When the war broke out, we stayed in Aleppo as we thought it was safe. But one day, suddenly bombing and terrorist attacks started to happen nearby where we lived. After that, we moved to Damascus, where we were in the worst situation ever as my father was called up to the military, which meant he couldn’t leave the house to work. So, although I was only 16, I was suddenly the only one who could work to feed the whole family. I started working about 13 hours a day as a waiter. It took me an hour to travel to the restaurant and an hour back, so I spent almost 16 hours out of the house, just trying to do my best. I didn’t get days off – I used to work on weekends as well so I got very tired.
We stayed in that situation for two years. Then my uncles contacted us from Iraq where they had travelled some years before, telling us we should go there because Australia had opened visas for refugees. So we went to Iraq, applied for the visa, and waited there for a year and a half. Unfortunately, it was the same situation for me as before. My father found a job, but it wasn’t enough money, so I had to do the same thing as I had before, working 11 to 12 hours a day, this time with one day off a week. That’s all I can remember from Iraq, just working.
I spent the last two months before I came here without a job. I started reacting to trauma. There were bad things that had happened that I couldn’t forget. For example, the day we left Aleppo, there was a bombing nearby us and I went to check on my friend who lived there. When I arrived, I saw him on the electricity pole – half of him. These are things that you just can’t put out of your mind. I didn’t eat, I didn’t go out, I didn’t do anything, I just stayed in bed for two months. It was more than depression. I felt like I was in a black hole. I didn’t know what was going on. We weren’t sure about the visa, whether we were going to get accepted or not. I was just lost.
When we found out that we were finally going to Australia, we had a big party, just celebrating by ourselves. I can still remember the smile on my mother’s face and on my sister’s face. We were feeling hope again. Hope that we hadn’t felt for a long time, in six years. It was one of the greatest moments in my life.
When I first came to Melbourne, for a while everything felt so strange. I just couldn’t understand the people and the accent, or anything that was going on. I felt so alienated and different.
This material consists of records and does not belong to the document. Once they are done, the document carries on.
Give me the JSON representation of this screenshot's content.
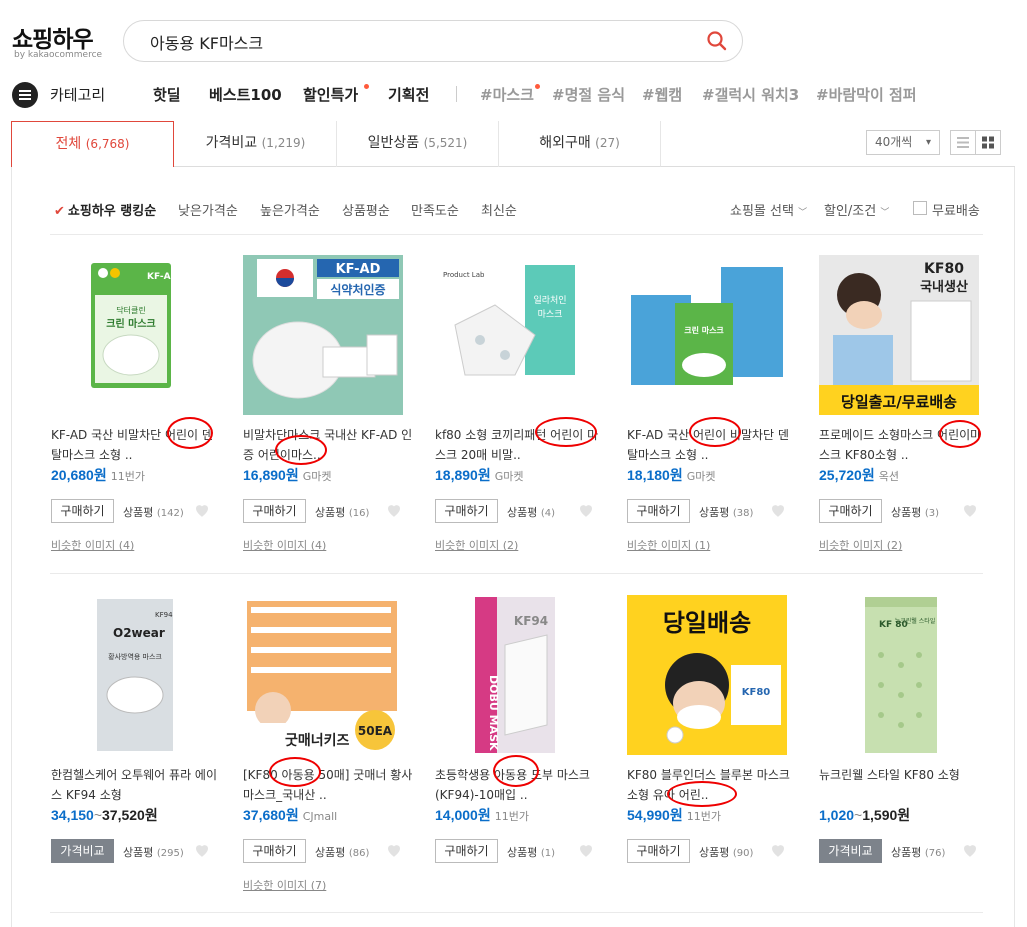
{
  "header": {
    "logo": "쇼핑하우",
    "logo_sub": "by kakaocommerce",
    "search_value": "아동용 KF마스크"
  },
  "nav": {
    "category": "카테고리",
    "items": [
      "핫딜",
      "베스트100",
      "할인특가",
      "기획전"
    ],
    "hashtags": [
      "#마스크",
      "#명절 음식",
      "#웹캠",
      "#갤럭시 워치3",
      "#바람막이 점퍼"
    ]
  },
  "tabs": [
    {
      "label": "전체",
      "count": "(6,768)"
    },
    {
      "label": "가격비교",
      "count": "(1,219)"
    },
    {
      "label": "일반상품",
      "count": "(5,521)"
    },
    {
      "label": "해외구매",
      "count": "(27)"
    }
  ],
  "per_page": "40개씩",
  "sort": {
    "options": [
      "쇼핑하우 랭킹순",
      "낮은가격순",
      "높은가격순",
      "상품평순",
      "만족도순",
      "최신순"
    ],
    "mall_select": "쇼핑몰 선택",
    "discount": "할인/조건",
    "free_ship": "무료배송"
  },
  "products": [
    {
      "title": "KF-AD 국산 비말차단 어린이 덴탈마스크 소형 ..",
      "price": "20,680원",
      "mall": "11번가",
      "btn": "구매하기",
      "review_label": "상품평",
      "review_count": "(142)",
      "similar": "비슷한 이미지 (4)"
    },
    {
      "title": "비말차단마스크 국내산 KF-AD 인증 어린이마스..",
      "price": "16,890원",
      "mall": "G마켓",
      "btn": "구매하기",
      "review_label": "상품평",
      "review_count": "(16)",
      "similar": "비슷한 이미지 (4)"
    },
    {
      "title": "kf80 소형 코끼리패턴 어린이 마스크 20매 비말..",
      "price": "18,890원",
      "mall": "G마켓",
      "btn": "구매하기",
      "review_label": "상품평",
      "review_count": "(4)",
      "similar": "비슷한 이미지 (2)"
    },
    {
      "title": "KF-AD 국산 어린이 비말차단 덴탈마스크 소형 ..",
      "price": "18,180원",
      "mall": "G마켓",
      "btn": "구매하기",
      "review_label": "상품평",
      "review_count": "(38)",
      "similar": "비슷한 이미지 (1)"
    },
    {
      "title": "프로메이드 소형마스크 어린이마스크 KF80소형 ..",
      "price": "25,720원",
      "mall": "옥션",
      "btn": "구매하기",
      "review_label": "상품평",
      "review_count": "(3)",
      "similar": "비슷한 이미지 (2)"
    },
    {
      "title": "한컴헬스케어 오투웨어 퓨라 에이스 KF94 소형",
      "price_from": "34,150",
      "price_tilde": "~",
      "price": "37,520원",
      "mall": "",
      "btn": "가격비교",
      "review_label": "상품평",
      "review_count": "(295)",
      "similar": ""
    },
    {
      "title": "[KF80 아동용 50매] 굿매너 황사마스크_국내산 ..",
      "price": "37,680원",
      "mall": "CJmall",
      "btn": "구매하기",
      "review_label": "상품평",
      "review_count": "(86)",
      "similar": "비슷한 이미지 (7)"
    },
    {
      "title": "초등학생용 아동용 도부 마스크(KF94)-10매입 ..",
      "price": "14,000원",
      "mall": "11번가",
      "btn": "구매하기",
      "review_label": "상품평",
      "review_count": "(1)",
      "similar": ""
    },
    {
      "title": "KF80 블루인더스 블루본 마스크 소형 유아 어린..",
      "price": "54,990원",
      "mall": "11번가",
      "btn": "구매하기",
      "review_label": "상품평",
      "review_count": "(90)",
      "similar": ""
    },
    {
      "title": "뉴크린웰 스타일 KF80 소형",
      "price_from": "1,020",
      "price_tilde": "~",
      "price": "1,590원",
      "mall": "",
      "btn": "가격비교",
      "review_label": "상품평",
      "review_count": "(76)",
      "similar": ""
    }
  ],
  "thumb_text": {
    "p1_badge": "KF-AD",
    "p1_brand": "닥터클린",
    "p1_name": "크린 마스크",
    "p2_top": "KF-AD",
    "p2_sub": "식약처인증",
    "p3_brand": "Product Lab",
    "p3_box": "일라처인 마스크",
    "p4_name": "크린 마스크",
    "p5_top": "KF80",
    "p5_sub": "국내생산",
    "p5_bottom": "당일출고/무료배송",
    "p6_brand": "O2wear",
    "p6_name": "황사방역용 마스크",
    "p6_kf": "KF94",
    "p7_name": "굿매너키즈",
    "p7_ea": "50EA",
    "p8_brand": "DOBU MASK",
    "p8_kf": "KF94",
    "p9_top": "당일배송",
    "p9_kf": "KF80",
    "p10_kf": "KF 80",
    "p10_name": "뉴크린웰 스타일"
  },
  "colors": {
    "accent": "#e0473b",
    "price": "#0a6dc9",
    "annotation": "#e00000"
  }
}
And I didn’t have anyone to talk to or go out with. But now I have friends from every background, which I love!
I’m currently doing a Certificate IV in Photography, and my next plan is to get my Diploma. One day, I’d like to move into photojournalism, so I can show people the situation I was in. I believe that when you communicate with people visually they understand the idea more strongly than when it’s written, and I want people to understand what it was like so they will be more supportive of the situation and will try more to help.
If I have a message for people reading this story, it is not to take anything for granted, and to appreciate everything you have, because you never know what’s going to happen. My father had a good job, we built our house, we were comfortable, we had a great life.
But in just a moment, it can all be lost.
Photographer: Yashani Shantha
Become a NHOA supporter and join the team making it happen. www.patreon.com/newhumansofaustralia
Big thanks to all patrons for your ongoing support. Without you, I couldn’t keep telling these stories. ❤️